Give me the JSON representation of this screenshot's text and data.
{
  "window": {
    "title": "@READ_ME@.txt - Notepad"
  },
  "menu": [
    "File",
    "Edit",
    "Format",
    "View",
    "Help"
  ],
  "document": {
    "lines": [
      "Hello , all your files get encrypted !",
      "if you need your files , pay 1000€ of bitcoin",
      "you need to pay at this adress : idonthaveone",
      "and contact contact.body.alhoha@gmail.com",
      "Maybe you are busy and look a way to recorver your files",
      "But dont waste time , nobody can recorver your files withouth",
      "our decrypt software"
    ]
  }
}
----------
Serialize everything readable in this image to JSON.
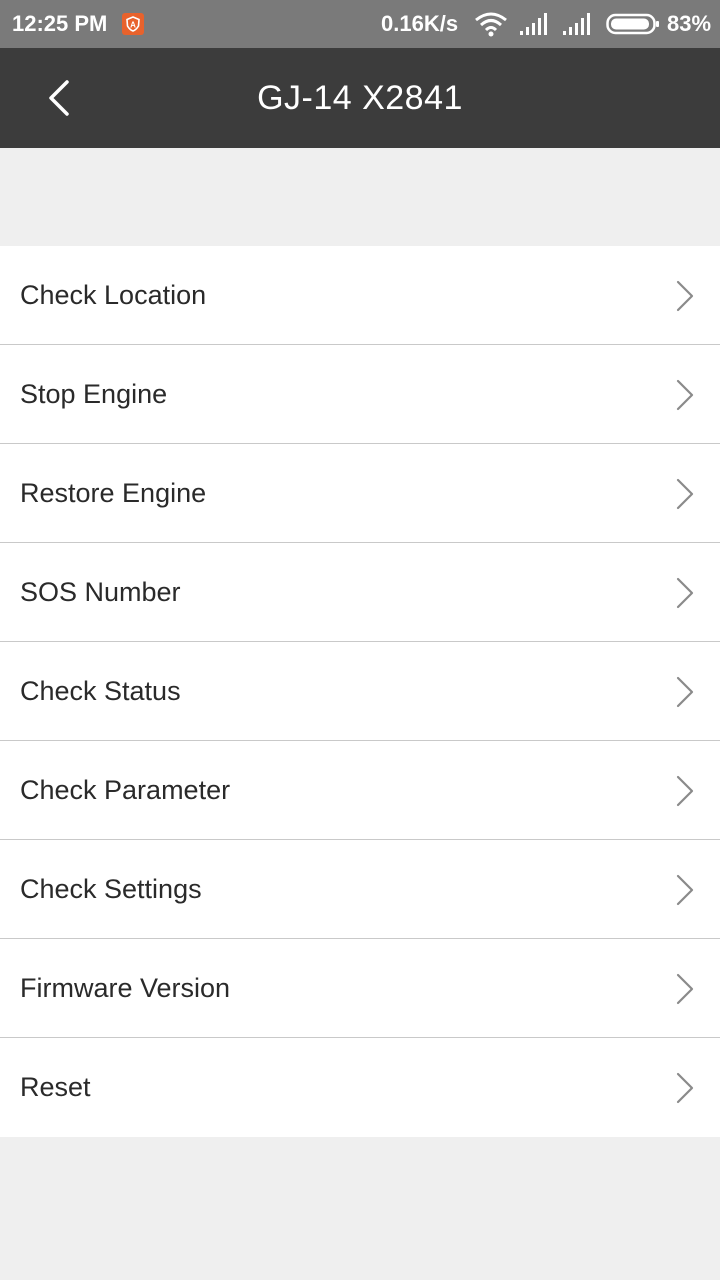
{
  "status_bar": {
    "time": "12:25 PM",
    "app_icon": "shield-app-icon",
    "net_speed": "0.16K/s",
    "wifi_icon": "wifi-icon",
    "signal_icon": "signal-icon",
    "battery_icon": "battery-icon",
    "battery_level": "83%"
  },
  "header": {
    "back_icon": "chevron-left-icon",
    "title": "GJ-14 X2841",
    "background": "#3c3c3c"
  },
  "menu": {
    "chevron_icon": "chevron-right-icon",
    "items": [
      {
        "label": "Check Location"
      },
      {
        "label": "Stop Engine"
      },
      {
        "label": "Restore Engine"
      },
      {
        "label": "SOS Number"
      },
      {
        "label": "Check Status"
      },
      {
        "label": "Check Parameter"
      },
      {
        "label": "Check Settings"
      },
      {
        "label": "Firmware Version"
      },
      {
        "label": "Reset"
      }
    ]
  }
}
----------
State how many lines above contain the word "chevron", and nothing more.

**Expected output:** 2